**Your instructions**
Only lines with the string "legend" should be returned from the data below.

**Exercise material**

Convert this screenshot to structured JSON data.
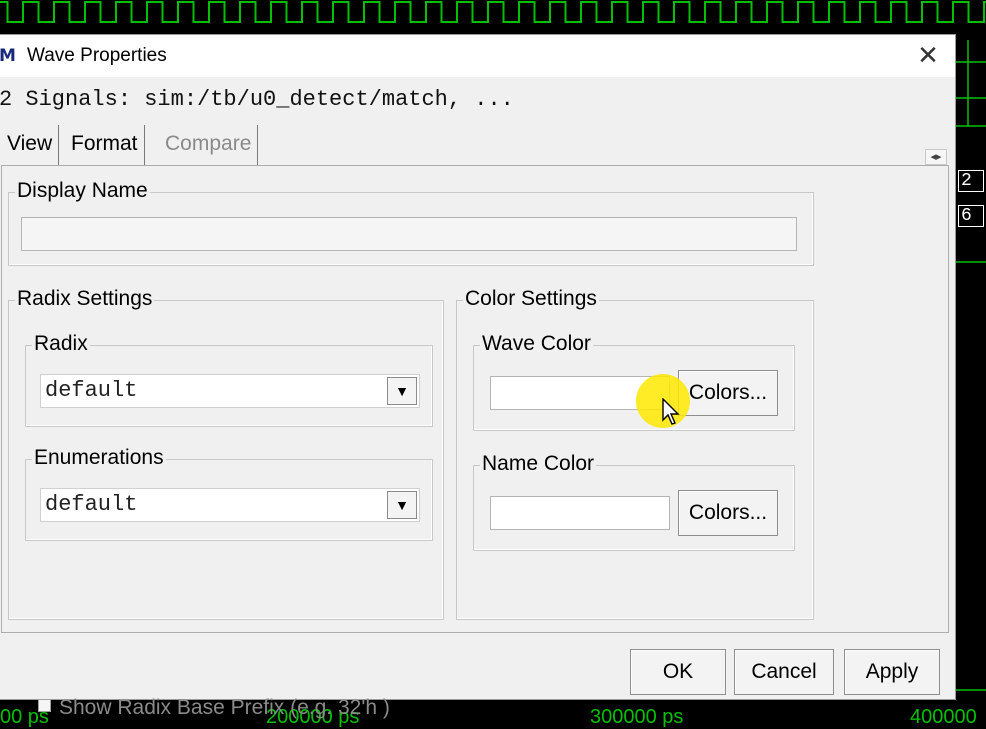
{
  "window": {
    "title": "Wave Properties",
    "app_icon": "modelsim-icon",
    "close_symbol": "✕"
  },
  "signals_line": "2 Signals: sim:/tb/u0_detect/match, ...",
  "tabs": [
    {
      "label": "View",
      "state": "selected"
    },
    {
      "label": "Format",
      "state": "enabled"
    },
    {
      "label": "Compare",
      "state": "disabled"
    }
  ],
  "tab_scroll_arrows": "◂▸",
  "display_name": {
    "legend": "Display Name",
    "value": ""
  },
  "radix_settings": {
    "legend": "Radix Settings",
    "radix": {
      "legend": "Radix",
      "value": "default"
    },
    "enumerations": {
      "legend": "Enumerations",
      "value": "default"
    },
    "show_prefix": {
      "label": "Show Radix Base Prefix (e.g. 32'h )",
      "checked": false,
      "enabled": false
    }
  },
  "color_settings": {
    "legend": "Color Settings",
    "wave_color": {
      "legend": "Wave Color",
      "value": "",
      "button": "Colors..."
    },
    "name_color": {
      "legend": "Name Color",
      "value": "",
      "button": "Colors..."
    }
  },
  "buttons": {
    "ok": "OK",
    "cancel": "Cancel",
    "apply": "Apply"
  },
  "background": {
    "time_labels": [
      "00 ps",
      "200000 ps",
      "300000 ps",
      "400000"
    ],
    "bus_values": [
      "2",
      "6"
    ],
    "wave_color": "#00c000"
  }
}
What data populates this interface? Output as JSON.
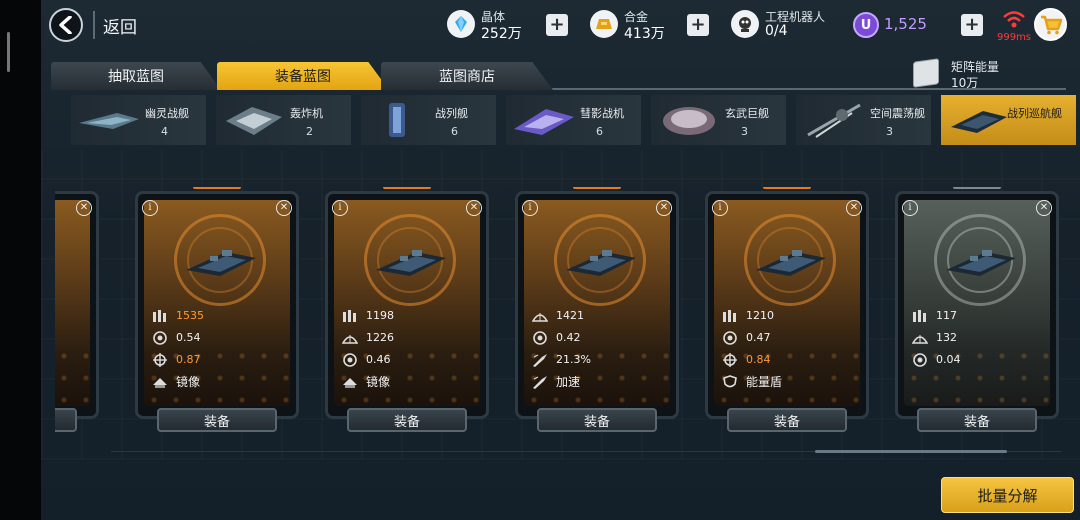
{
  "header": {
    "back_label": "返回",
    "crystal": {
      "label": "晶体",
      "value": "252万"
    },
    "alloy": {
      "label": "合金",
      "value": "413万"
    },
    "robot": {
      "label": "工程机器人",
      "value": "0/4"
    },
    "u_currency": {
      "symbol": "U",
      "value": "1,525"
    },
    "ping": "999ms"
  },
  "tabs": [
    {
      "label": "抽取蓝图",
      "active": false
    },
    {
      "label": "装备蓝图",
      "active": true
    },
    {
      "label": "蓝图商店",
      "active": false
    }
  ],
  "matrix_energy": {
    "label": "矩阵能量",
    "value": "10万"
  },
  "categories": [
    {
      "name": "幽灵战舰",
      "count": "4"
    },
    {
      "name": "轰炸机",
      "count": "2"
    },
    {
      "name": "战列舰",
      "count": "6"
    },
    {
      "name": "彗影战机",
      "count": "6"
    },
    {
      "name": "玄武巨舰",
      "count": "3"
    },
    {
      "name": "空间震荡舰",
      "count": "3"
    },
    {
      "name": "战列巡航舰",
      "count": "",
      "active": true
    }
  ],
  "cards": [
    {
      "stats": [
        {
          "icon": "ammo-icon",
          "value": "1535",
          "highlight": true
        },
        {
          "icon": "speed-icon",
          "value": "0.54",
          "highlight": false
        },
        {
          "icon": "crosshair-icon",
          "value": "0.87",
          "highlight": true
        },
        {
          "icon": "mirror-icon",
          "value": "镜像",
          "highlight": false
        }
      ],
      "equip": "装备",
      "theme": "orange"
    },
    {
      "stats": [
        {
          "icon": "ammo-icon",
          "value": "1198",
          "highlight": false
        },
        {
          "icon": "armor-icon",
          "value": "1226",
          "highlight": false
        },
        {
          "icon": "speed-icon",
          "value": "0.46",
          "highlight": false
        },
        {
          "icon": "mirror-icon",
          "value": "镜像",
          "highlight": false
        }
      ],
      "equip": "装备",
      "theme": "orange"
    },
    {
      "stats": [
        {
          "icon": "armor-icon",
          "value": "1421",
          "highlight": false
        },
        {
          "icon": "speed-icon",
          "value": "0.42",
          "highlight": false
        },
        {
          "icon": "boost-icon",
          "value": "21.3%",
          "highlight": false
        },
        {
          "icon": "boost-icon",
          "value": "加速",
          "highlight": false
        }
      ],
      "equip": "装备",
      "theme": "orange"
    },
    {
      "stats": [
        {
          "icon": "ammo-icon",
          "value": "1210",
          "highlight": false
        },
        {
          "icon": "speed-icon",
          "value": "0.47",
          "highlight": false
        },
        {
          "icon": "crosshair-icon",
          "value": "0.84",
          "highlight": true
        },
        {
          "icon": "shield-icon",
          "value": "能量盾",
          "highlight": false
        }
      ],
      "equip": "装备",
      "theme": "orange"
    },
    {
      "stats": [
        {
          "icon": "ammo-icon",
          "value": "117",
          "highlight": false
        },
        {
          "icon": "armor-icon",
          "value": "132",
          "highlight": false
        },
        {
          "icon": "speed-icon",
          "value": "0.04",
          "highlight": false
        }
      ],
      "equip": "装备",
      "theme": "gray"
    }
  ],
  "bulk_button": "批量分解",
  "colors": {
    "accent": "#f0b52a",
    "highlight_value": "#ff9a33",
    "ping_red": "#ff3a3a",
    "u_purple": "#c29bff"
  }
}
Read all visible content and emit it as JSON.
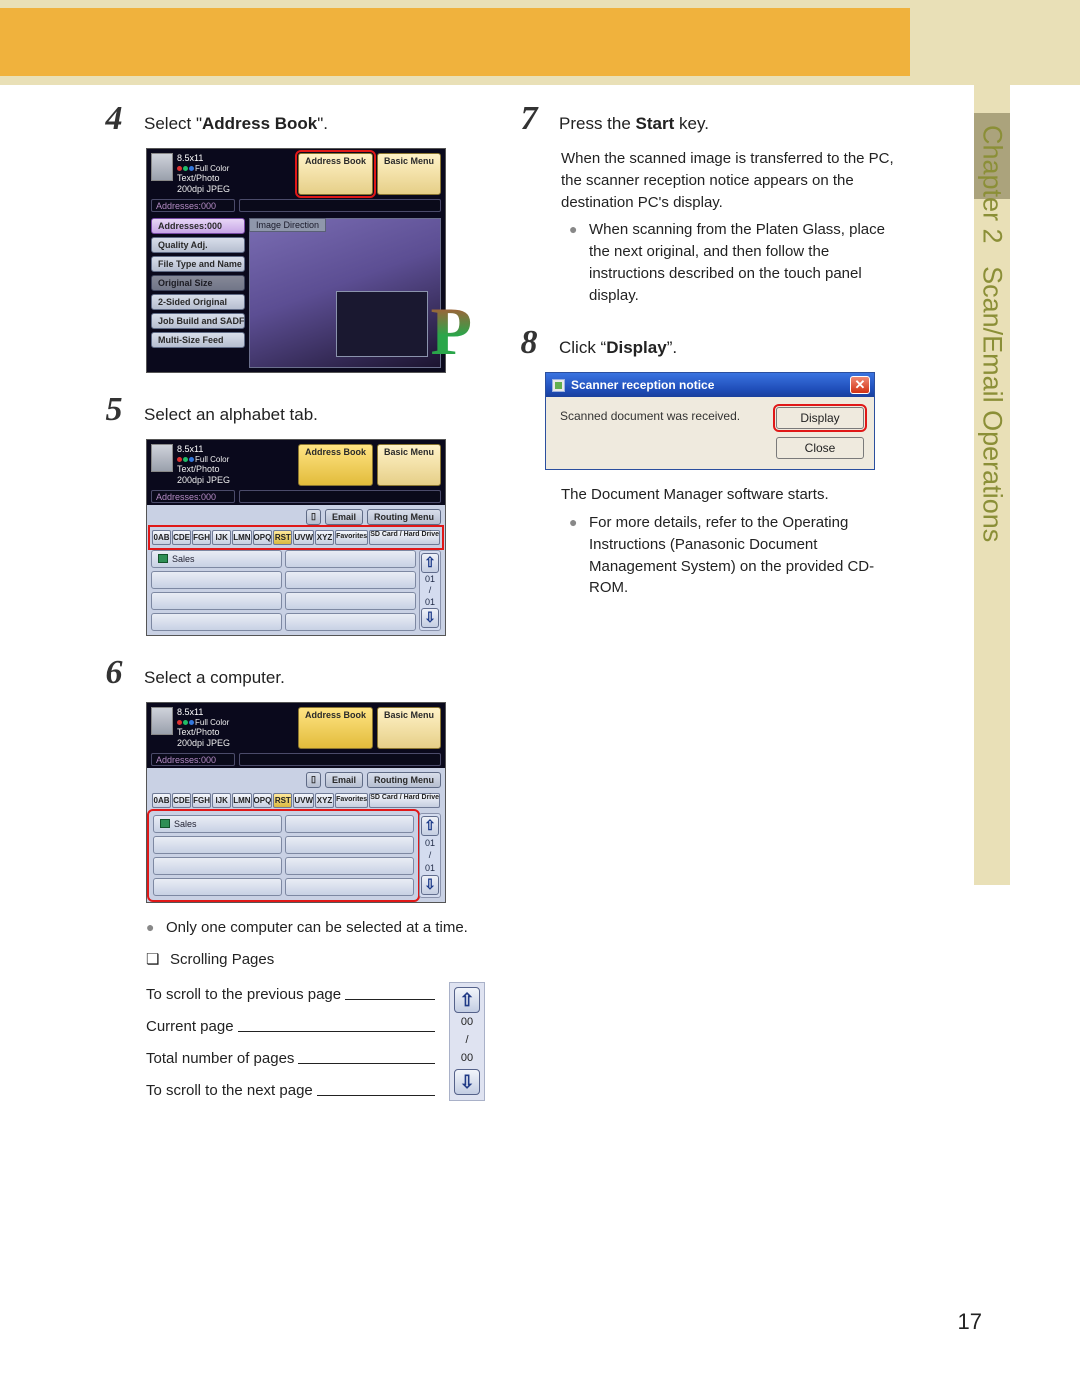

**Worked solution**
    "legend": "Display Name",
    "legend": "Radix Settings",
      "legend": "Radix",
      "legend": "Enumerations",
    "legend": "Color Settings",
      "legend": "Wave Color",
      "legend": "Name Color",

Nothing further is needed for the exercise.